Consider these two very different scenarios, if you will. It was almost a given that sooner or later European nations would head off to the New World and subjugate the aboriginal population. It was likely that England, the strongest, most efficient nation at the time and the one most interested in colonization, would grab a large, usable hunk of the property. It was not surprising that the transplanted Englishmen would insist on their own form of government. It was fortunate that their leaders did a good job of it. There was no certainty that the nation would grow and prosper and remain united. Yes, you can see the hand of G-d in all of the above, in the sense that every time an infant comes out of a womb, the hand of G-d is present. But The Hand of G-d? Is anybody talking about obvious, overt miracles as being the cause of America's success? If you were ever at Gettysburg, did you see any signs near the battlefield, “Nes gadol haya po” (a great big miracle happened here)?

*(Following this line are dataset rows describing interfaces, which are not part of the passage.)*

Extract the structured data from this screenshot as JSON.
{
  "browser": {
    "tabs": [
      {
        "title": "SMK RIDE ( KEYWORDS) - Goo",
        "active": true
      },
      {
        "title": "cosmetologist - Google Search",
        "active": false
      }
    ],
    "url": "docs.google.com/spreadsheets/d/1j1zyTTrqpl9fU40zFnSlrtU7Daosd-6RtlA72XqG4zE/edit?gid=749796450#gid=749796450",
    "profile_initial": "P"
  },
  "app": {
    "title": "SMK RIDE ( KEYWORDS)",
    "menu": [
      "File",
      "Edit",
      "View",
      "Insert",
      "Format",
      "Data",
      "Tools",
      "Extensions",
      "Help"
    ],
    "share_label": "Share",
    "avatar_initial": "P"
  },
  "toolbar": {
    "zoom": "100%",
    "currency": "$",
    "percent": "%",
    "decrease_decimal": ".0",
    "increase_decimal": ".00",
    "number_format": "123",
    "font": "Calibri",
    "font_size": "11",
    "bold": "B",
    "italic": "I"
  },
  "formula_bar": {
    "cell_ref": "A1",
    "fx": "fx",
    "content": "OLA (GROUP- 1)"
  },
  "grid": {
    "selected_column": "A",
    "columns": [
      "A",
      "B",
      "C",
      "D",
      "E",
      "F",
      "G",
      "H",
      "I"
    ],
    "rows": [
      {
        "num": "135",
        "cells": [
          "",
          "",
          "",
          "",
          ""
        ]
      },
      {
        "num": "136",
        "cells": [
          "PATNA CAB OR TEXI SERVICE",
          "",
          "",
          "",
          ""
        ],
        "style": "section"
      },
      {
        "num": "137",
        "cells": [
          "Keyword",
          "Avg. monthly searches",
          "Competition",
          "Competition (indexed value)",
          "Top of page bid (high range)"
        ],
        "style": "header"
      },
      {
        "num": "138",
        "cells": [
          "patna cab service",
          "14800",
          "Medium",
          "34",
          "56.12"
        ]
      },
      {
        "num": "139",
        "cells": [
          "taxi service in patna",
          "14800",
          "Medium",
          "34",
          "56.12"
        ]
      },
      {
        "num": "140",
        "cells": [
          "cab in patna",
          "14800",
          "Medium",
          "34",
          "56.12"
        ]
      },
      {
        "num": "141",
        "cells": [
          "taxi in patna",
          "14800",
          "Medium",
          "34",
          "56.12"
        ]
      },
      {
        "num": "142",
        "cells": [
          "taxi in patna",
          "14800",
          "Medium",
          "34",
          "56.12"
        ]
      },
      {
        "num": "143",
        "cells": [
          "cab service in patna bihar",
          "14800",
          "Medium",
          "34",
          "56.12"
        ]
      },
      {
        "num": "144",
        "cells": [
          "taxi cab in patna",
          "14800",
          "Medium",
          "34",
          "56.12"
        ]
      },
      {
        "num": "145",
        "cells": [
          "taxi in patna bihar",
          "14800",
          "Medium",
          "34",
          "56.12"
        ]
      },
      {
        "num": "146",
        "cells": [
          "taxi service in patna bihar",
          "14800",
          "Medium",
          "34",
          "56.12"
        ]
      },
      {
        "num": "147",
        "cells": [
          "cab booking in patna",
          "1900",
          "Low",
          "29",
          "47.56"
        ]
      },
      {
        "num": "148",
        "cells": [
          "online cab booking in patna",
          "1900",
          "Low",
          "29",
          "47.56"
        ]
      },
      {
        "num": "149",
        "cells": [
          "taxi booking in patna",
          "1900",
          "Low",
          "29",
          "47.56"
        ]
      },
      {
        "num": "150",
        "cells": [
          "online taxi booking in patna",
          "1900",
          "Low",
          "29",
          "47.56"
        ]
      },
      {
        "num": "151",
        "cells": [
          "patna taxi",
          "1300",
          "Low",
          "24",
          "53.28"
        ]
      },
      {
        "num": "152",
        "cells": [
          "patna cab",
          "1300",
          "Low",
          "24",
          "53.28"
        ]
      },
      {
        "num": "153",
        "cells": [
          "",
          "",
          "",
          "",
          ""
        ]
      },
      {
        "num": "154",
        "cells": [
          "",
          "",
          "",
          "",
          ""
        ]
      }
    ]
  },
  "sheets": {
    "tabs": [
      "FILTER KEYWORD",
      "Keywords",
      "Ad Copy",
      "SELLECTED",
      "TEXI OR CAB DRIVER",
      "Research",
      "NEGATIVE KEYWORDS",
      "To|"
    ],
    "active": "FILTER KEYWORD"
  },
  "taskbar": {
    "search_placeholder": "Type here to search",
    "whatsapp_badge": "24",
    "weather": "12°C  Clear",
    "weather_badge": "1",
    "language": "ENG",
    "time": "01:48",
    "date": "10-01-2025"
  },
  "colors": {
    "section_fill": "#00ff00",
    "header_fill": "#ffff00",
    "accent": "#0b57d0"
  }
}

What about our situation: a people homeless for two thousand years, vilified and hunted down almost to extinction more often than we'd care to think about, returning to our home turf and seemingly making a go of it, despite the hostility of an awful lot of people – including some of our own. Two questions: are we dealing with the hand of G-d or The Hand of G-d? Is it even possible to describe Israel's sixty-three year history without making reference to the many miracles that seemed to have occurred both on battlefields and in beleaguered towns, kibbutzim, and cities during times of war and terror? And what difference does it make (and to whom)?

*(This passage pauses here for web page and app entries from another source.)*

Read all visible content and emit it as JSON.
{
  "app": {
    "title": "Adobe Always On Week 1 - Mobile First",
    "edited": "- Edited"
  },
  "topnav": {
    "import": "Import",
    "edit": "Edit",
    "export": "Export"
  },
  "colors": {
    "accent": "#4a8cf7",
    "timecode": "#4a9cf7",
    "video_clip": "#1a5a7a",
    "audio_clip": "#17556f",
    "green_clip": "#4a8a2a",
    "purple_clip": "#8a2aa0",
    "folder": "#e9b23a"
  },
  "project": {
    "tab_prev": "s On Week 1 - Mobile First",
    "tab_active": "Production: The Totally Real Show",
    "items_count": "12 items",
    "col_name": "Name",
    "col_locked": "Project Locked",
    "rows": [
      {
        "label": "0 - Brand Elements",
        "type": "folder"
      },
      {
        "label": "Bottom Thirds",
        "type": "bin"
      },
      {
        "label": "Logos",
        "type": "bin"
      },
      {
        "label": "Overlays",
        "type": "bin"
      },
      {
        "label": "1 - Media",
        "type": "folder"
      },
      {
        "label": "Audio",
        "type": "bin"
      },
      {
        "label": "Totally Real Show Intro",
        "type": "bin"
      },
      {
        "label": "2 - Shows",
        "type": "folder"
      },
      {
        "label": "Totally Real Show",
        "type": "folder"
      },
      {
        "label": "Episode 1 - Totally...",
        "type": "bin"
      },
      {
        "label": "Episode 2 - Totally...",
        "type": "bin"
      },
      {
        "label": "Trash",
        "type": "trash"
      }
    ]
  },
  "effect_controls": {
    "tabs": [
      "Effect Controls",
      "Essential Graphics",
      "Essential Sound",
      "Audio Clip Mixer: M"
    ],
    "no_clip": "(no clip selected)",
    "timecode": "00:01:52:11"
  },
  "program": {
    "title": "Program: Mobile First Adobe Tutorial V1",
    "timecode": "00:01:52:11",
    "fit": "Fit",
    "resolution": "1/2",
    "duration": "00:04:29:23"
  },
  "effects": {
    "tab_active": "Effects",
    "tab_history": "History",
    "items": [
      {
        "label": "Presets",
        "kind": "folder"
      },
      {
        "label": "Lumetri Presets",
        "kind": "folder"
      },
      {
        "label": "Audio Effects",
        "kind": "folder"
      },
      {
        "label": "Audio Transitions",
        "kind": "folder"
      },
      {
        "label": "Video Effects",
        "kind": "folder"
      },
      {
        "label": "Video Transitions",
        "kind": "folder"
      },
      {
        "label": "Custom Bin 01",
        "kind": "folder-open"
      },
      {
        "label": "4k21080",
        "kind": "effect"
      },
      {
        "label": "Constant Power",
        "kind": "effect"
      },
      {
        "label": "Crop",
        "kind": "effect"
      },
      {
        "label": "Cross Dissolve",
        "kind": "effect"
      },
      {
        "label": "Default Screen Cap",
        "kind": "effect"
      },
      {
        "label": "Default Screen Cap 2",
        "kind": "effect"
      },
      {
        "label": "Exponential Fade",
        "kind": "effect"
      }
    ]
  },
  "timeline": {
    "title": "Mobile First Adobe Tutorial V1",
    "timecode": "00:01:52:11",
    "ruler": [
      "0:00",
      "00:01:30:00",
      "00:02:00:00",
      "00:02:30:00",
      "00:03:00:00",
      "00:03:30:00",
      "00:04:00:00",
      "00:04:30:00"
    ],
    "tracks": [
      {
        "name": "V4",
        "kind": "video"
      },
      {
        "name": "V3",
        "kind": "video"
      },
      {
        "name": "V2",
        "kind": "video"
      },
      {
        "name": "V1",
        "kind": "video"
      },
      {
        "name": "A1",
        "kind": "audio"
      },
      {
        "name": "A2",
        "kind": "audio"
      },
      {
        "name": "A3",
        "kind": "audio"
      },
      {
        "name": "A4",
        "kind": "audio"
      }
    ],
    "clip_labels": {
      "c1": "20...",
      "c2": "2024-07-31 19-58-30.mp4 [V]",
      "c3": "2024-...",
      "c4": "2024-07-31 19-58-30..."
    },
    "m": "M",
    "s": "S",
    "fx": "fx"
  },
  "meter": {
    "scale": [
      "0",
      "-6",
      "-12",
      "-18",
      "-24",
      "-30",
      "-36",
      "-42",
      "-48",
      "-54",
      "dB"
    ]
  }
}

Before we moved to Teaneck, we lived in Passaic – a much more fractured community. Every year on the evening of Yom Haatzmaut, the remnants of the 'Zionist' community would gather at 'The Adas' for a community celebration. It was a fairly lackluster event, but you had to show up – just so the 'faithful' knew you were still there . In the morning, if you wanted to participate in a minyan, you certainly had your pick. I often thought about putting together a chart describing what was going on in every shul: some pretended that nothing was going on – regular davening including tachanun (a part of the service which is omitted on festive occasions); others eliminated it. Of the latter group, some included Hallel (psalms of rejoicing said on the holidays); some didn't. Of the ones that did, some included it where it normally would be; some put it at the end. Some included the bracha that normally precedes it; some didn't. (In Teaneck, there is always a small, private minyan that follows the special service commonly used in Israel. Most synagogues followed it only in part; but nobody said tachanun.)
If there is no community celebration of Yom Haatzmaut nearby where you live in The Exile, then the question of whether you're going to head over to it or not doesn't come up. If you're not planning to go to shul that morning anyway, it's kind of unimportant what prayers they're going to include. But when rabbis and synagogues on the west bank of the Passaic River make a conscious decision to maintain the regular prayer service on Yom Haatzmaut, you have to assume they're making a statement about how they feel – or don't feel – about the day and the event (that and a reflexive reluctance to tamper with the set order of prayers). Here in The Land, even our secular brethren are living the miracles that go on every day. Everyone is too busy fussing with the fire in their little mangal to worry about somebody in The Exile raining on their barbecue.